## Your objective
Pictures stay out of your copy, but everything else in the records below must be repeated exactly.

• • • • • • •

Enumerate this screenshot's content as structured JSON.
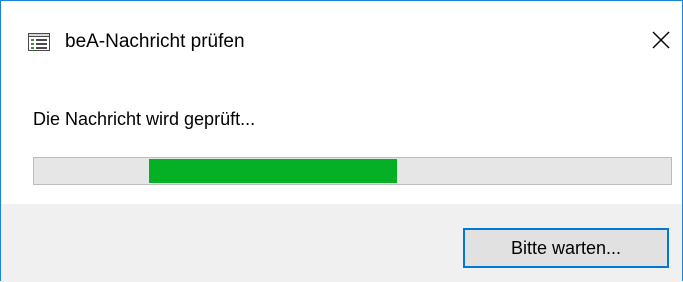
{
  "window": {
    "title": "beA-Nachricht prüfen",
    "app_icon": "list-window-icon",
    "close_icon": "close-icon"
  },
  "dialog": {
    "message": "Die Nachricht wird geprüft...",
    "progress": {
      "style": "marquee",
      "segment_start_fraction": 0.18,
      "segment_end_fraction": 0.57,
      "fill_color": "#06b025",
      "track_color": "#e6e6e6"
    },
    "wait_button_label": "Bitte warten..."
  },
  "colors": {
    "window_border": "#1883d7",
    "footer_background": "#f0f0f0",
    "button_focus_border": "#0078d7"
  }
}
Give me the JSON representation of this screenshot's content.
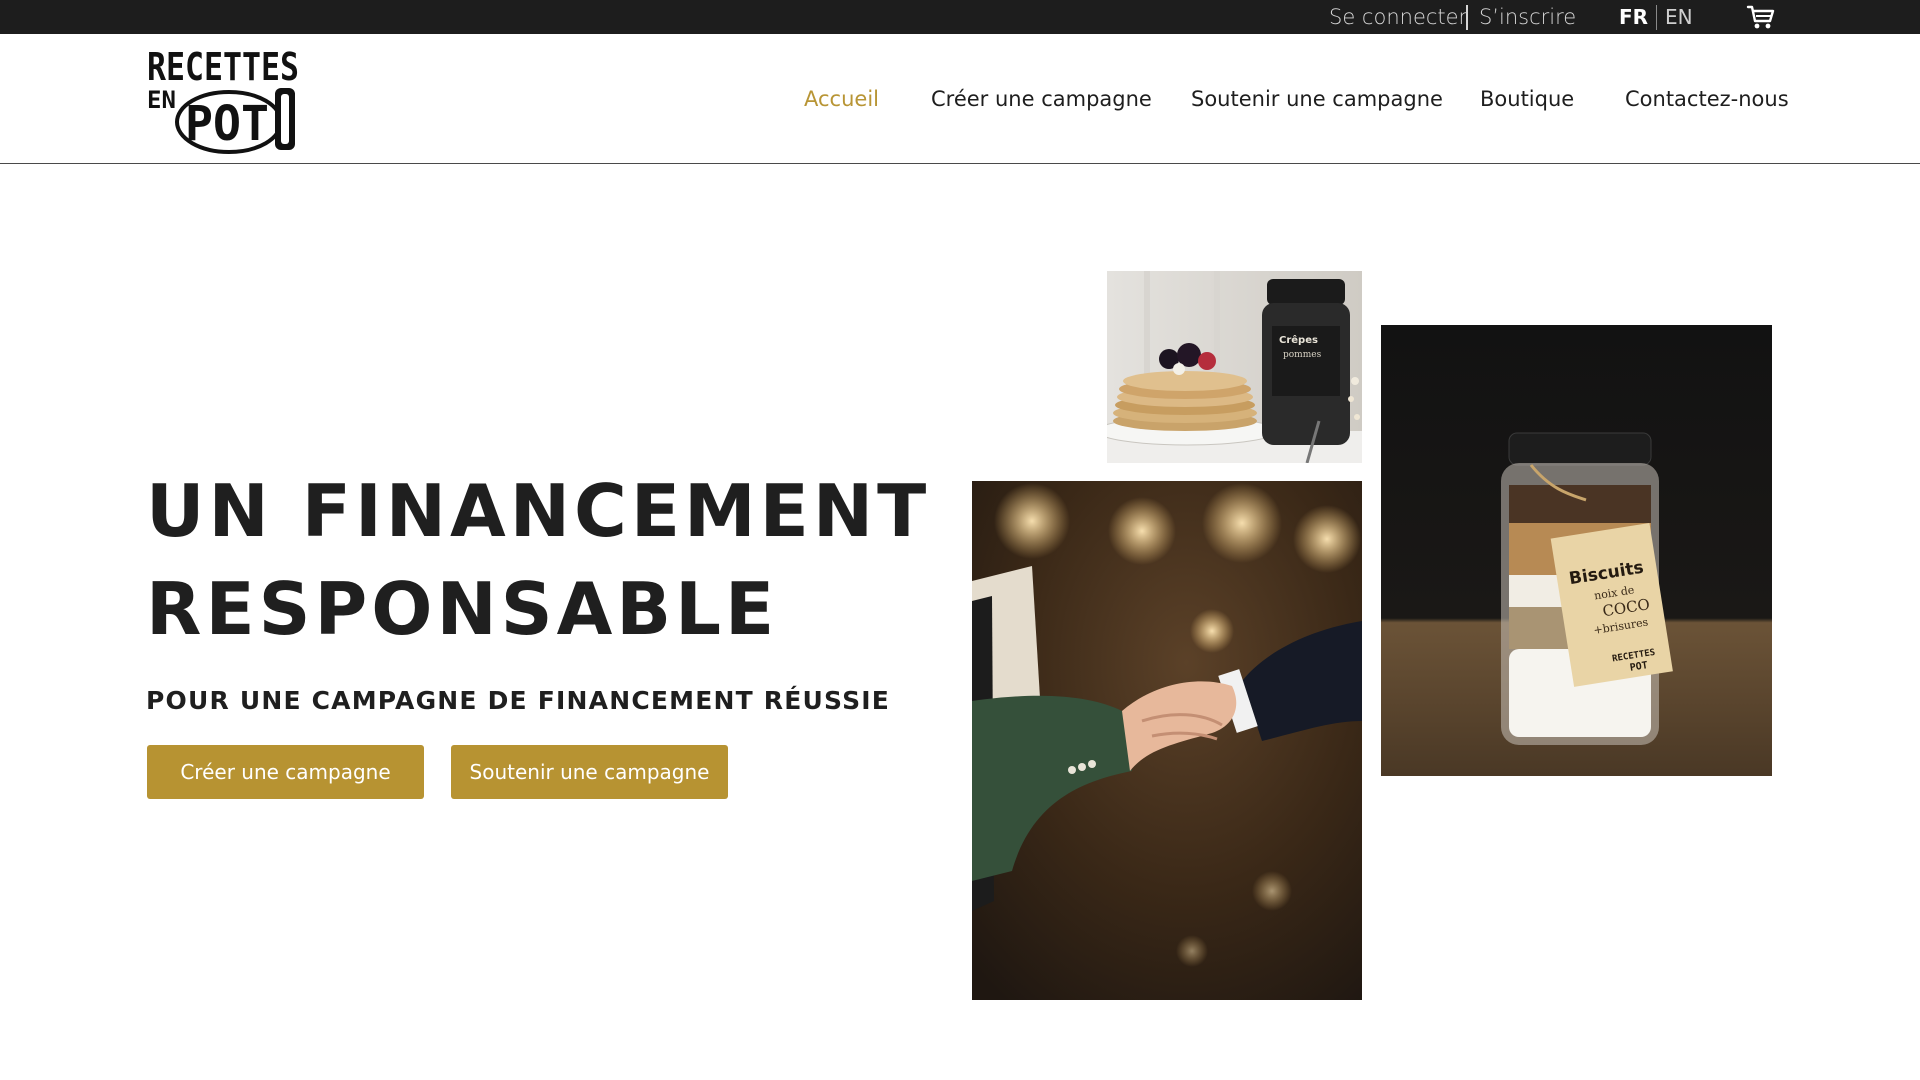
{
  "topbar": {
    "login": "Se connecter",
    "signup": "S’inscrire",
    "lang_fr": "FR",
    "lang_en": "EN",
    "cart_icon": "cart-icon"
  },
  "logo": {
    "line1": "RECETTES",
    "line2": "EN",
    "line3": "POT"
  },
  "nav": {
    "home": "Accueil",
    "create": "Créer une campagne",
    "support": "Soutenir une campagne",
    "shop": "Boutique",
    "contact": "Contactez-nous"
  },
  "hero": {
    "title_line1": "UN FINANCEMENT",
    "title_line2": "RESPONSABLE",
    "subtitle": "POUR UNE CAMPAGNE DE FINANCEMENT RÉUSSIE",
    "btn_create": "Créer une campagne",
    "btn_support": "Soutenir une campagne"
  },
  "photos": {
    "crepes_jar_label_1": "Crêpes",
    "crepes_jar_label_2": "pommes",
    "jar_tag_title": "Biscuits",
    "jar_tag_line1": "noix de",
    "jar_tag_line2": "COCO",
    "jar_tag_line3": "+brisures",
    "jar_tag_brand1": "RECETTES",
    "jar_tag_brand2": "POT"
  },
  "colors": {
    "accent": "#b79332",
    "topbar_bg": "#1d1d1d",
    "text": "#1f1f1f"
  }
}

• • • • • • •

## Answer to this exercise
Enumerate this screenshot's content as structured JSON.
{
  "window": {
    "title": "beA-Nachricht prüfen",
    "app_icon": "list-window-icon",
    "close_icon": "close-icon"
  },
  "dialog": {
    "message": "Die Nachricht wird geprüft...",
    "progress": {
      "style": "marquee",
      "segment_start_fraction": 0.18,
      "segment_end_fraction": 0.57,
      "fill_color": "#06b025",
      "track_color": "#e6e6e6"
    },
    "wait_button_label": "Bitte warten..."
  },
  "colors": {
    "window_border": "#1883d7",
    "footer_background": "#f0f0f0",
    "button_focus_border": "#0078d7"
  }
}
Give me the JSON representation of this screenshot's content.
{
  "topbar": {
    "login": "Se connecter",
    "signup": "S’inscrire",
    "lang_fr": "FR",
    "lang_en": "EN",
    "cart_icon": "cart-icon"
  },
  "logo": {
    "line1": "RECETTES",
    "line2": "EN",
    "line3": "POT"
  },
  "nav": {
    "home": "Accueil",
    "create": "Créer une campagne",
    "support": "Soutenir une campagne",
    "shop": "Boutique",
    "contact": "Contactez-nous"
  },
  "hero": {
    "title_line1": "UN FINANCEMENT",
    "title_line2": "RESPONSABLE",
    "subtitle": "POUR UNE CAMPAGNE DE FINANCEMENT RÉUSSIE",
    "btn_create": "Créer une campagne",
    "btn_support": "Soutenir une campagne"
  },
  "photos": {
    "crepes_jar_label_1": "Crêpes",
    "crepes_jar_label_2": "pommes",
    "jar_tag_title": "Biscuits",
    "jar_tag_line1": "noix de",
    "jar_tag_line2": "COCO",
    "jar_tag_line3": "+brisures",
    "jar_tag_brand1": "RECETTES",
    "jar_tag_brand2": "POT"
  },
  "colors": {
    "accent": "#b79332",
    "topbar_bg": "#1d1d1d",
    "text": "#1f1f1f"
  }
}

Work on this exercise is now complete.